- _What to produce_
Reproduce each record exactly, leaving nothing out.

(Collection entries)
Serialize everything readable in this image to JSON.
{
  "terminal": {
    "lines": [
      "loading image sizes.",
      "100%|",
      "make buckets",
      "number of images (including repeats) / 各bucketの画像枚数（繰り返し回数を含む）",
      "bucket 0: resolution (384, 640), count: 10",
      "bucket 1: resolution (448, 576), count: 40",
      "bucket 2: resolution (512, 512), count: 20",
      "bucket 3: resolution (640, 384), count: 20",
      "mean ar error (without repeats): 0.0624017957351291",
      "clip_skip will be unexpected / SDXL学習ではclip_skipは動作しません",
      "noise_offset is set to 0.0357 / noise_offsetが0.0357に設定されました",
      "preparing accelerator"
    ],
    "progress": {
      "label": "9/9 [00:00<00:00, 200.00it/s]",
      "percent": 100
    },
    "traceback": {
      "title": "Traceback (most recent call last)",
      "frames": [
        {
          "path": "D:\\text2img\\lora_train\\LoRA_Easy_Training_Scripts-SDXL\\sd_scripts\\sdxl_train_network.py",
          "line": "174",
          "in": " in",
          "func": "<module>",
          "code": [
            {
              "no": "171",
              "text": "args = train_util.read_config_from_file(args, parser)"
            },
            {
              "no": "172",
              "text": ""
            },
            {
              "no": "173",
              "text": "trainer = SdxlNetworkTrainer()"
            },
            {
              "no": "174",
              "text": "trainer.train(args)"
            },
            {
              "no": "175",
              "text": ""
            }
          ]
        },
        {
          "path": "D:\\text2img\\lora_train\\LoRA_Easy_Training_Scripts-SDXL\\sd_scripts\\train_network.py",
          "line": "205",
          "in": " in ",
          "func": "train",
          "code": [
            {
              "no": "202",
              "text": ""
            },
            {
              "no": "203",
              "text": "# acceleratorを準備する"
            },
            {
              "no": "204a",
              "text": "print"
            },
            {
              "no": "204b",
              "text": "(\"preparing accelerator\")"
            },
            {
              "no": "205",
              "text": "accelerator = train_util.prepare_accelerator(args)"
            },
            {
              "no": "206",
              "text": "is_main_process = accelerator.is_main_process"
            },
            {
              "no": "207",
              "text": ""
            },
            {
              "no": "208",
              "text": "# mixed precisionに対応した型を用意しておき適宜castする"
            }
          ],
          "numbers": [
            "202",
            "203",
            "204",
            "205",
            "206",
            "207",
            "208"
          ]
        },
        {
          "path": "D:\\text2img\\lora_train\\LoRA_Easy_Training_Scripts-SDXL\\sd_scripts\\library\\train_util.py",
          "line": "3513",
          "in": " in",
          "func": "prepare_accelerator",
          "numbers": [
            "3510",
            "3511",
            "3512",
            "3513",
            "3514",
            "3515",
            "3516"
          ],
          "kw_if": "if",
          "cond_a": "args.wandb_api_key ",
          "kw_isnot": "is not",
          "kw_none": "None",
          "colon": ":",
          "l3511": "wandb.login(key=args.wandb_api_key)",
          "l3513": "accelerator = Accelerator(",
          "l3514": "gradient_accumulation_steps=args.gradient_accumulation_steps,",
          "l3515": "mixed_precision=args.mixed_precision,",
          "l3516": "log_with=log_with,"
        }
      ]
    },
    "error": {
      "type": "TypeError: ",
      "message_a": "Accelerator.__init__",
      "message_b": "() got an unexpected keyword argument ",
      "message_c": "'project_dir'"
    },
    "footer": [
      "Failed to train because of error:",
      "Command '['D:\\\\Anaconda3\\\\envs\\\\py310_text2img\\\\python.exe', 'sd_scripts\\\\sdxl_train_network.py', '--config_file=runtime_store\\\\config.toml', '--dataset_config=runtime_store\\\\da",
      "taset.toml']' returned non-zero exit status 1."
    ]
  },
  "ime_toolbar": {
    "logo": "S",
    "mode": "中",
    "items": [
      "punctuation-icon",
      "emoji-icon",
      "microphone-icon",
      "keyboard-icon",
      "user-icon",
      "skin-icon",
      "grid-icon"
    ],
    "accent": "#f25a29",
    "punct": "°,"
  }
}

- _Exercise result_
Serialize everything readable in this image to JSON.
{
  "terminal": {
    "lines": [
      "loading image sizes.",
      "100%|",
      "make buckets",
      "number of images (including repeats) / 各bucketの画像枚数（繰り返し回数を含む）",
      "bucket 0: resolution (384, 640), count: 10",
      "bucket 1: resolution (448, 576), count: 40",
      "bucket 2: resolution (512, 512), count: 20",
      "bucket 3: resolution (640, 384), count: 20",
      "mean ar error (without repeats): 0.0624017957351291",
      "clip_skip will be unexpected / SDXL学習ではclip_skipは動作しません",
      "noise_offset is set to 0.0357 / noise_offsetが0.0357に設定されました",
      "preparing accelerator"
    ],
    "progress": {
      "label": "9/9 [00:00<00:00, 200.00it/s]",
      "percent": 100
    },
    "traceback": {
      "title": "Traceback (most recent call last)",
      "frames": [
        {
          "path": "D:\\text2img\\lora_train\\LoRA_Easy_Training_Scripts-SDXL\\sd_scripts\\sdxl_train_network.py",
          "line": "174",
          "in": " in",
          "func": "<module>",
          "code": [
            {
              "no": "171",
              "text": "args = train_util.read_config_from_file(args, parser)"
            },
            {
              "no": "172",
              "text": ""
            },
            {
              "no": "173",
              "text": "trainer = SdxlNetworkTrainer()"
            },
            {
              "no": "174",
              "text": "trainer.train(args)"
            },
            {
              "no": "175",
              "text": ""
            }
          ]
        },
        {
          "path": "D:\\text2img\\lora_train\\LoRA_Easy_Training_Scripts-SDXL\\sd_scripts\\train_network.py",
          "line": "205",
          "in": " in ",
          "func": "train",
          "code": [
            {
              "no": "202",
              "text": ""
            },
            {
              "no": "203",
              "text": "# acceleratorを準備する"
            },
            {
              "no": "204a",
              "text": "print"
            },
            {
              "no": "204b",
              "text": "(\"preparing accelerator\")"
            },
            {
              "no": "205",
              "text": "accelerator = train_util.prepare_accelerator(args)"
            },
            {
              "no": "206",
              "text": "is_main_process = accelerator.is_main_process"
            },
            {
              "no": "207",
              "text": ""
            },
            {
              "no": "208",
              "text": "# mixed precisionに対応した型を用意しておき適宜castする"
            }
          ],
          "numbers": [
            "202",
            "203",
            "204",
            "205",
            "206",
            "207",
            "208"
          ]
        },
        {
          "path": "D:\\text2img\\lora_train\\LoRA_Easy_Training_Scripts-SDXL\\sd_scripts\\library\\train_util.py",
          "line": "3513",
          "in": " in",
          "func": "prepare_accelerator",
          "numbers": [
            "3510",
            "3511",
            "3512",
            "3513",
            "3514",
            "3515",
            "3516"
          ],
          "kw_if": "if",
          "cond_a": "args.wandb_api_key ",
          "kw_isnot": "is not",
          "kw_none": "None",
          "colon": ":",
          "l3511": "wandb.login(key=args.wandb_api_key)",
          "l3513": "accelerator = Accelerator(",
          "l3514": "gradient_accumulation_steps=args.gradient_accumulation_steps,",
          "l3515": "mixed_precision=args.mixed_precision,",
          "l3516": "log_with=log_with,"
        }
      ]
    },
    "error": {
      "type": "TypeError: ",
      "message_a": "Accelerator.__init__",
      "message_b": "() got an unexpected keyword argument ",
      "message_c": "'project_dir'"
    },
    "footer": [
      "Failed to train because of error:",
      "Command '['D:\\\\Anaconda3\\\\envs\\\\py310_text2img\\\\python.exe', 'sd_scripts\\\\sdxl_train_network.py', '--config_file=runtime_store\\\\config.toml', '--dataset_config=runtime_store\\\\da",
      "taset.toml']' returned non-zero exit status 1."
    ]
  },
  "ime_toolbar": {
    "logo": "S",
    "mode": "中",
    "items": [
      "punctuation-icon",
      "emoji-icon",
      "microphone-icon",
      "keyboard-icon",
      "user-icon",
      "skin-icon",
      "grid-icon"
    ],
    "accent": "#f25a29",
    "punct": "°,"
  }
}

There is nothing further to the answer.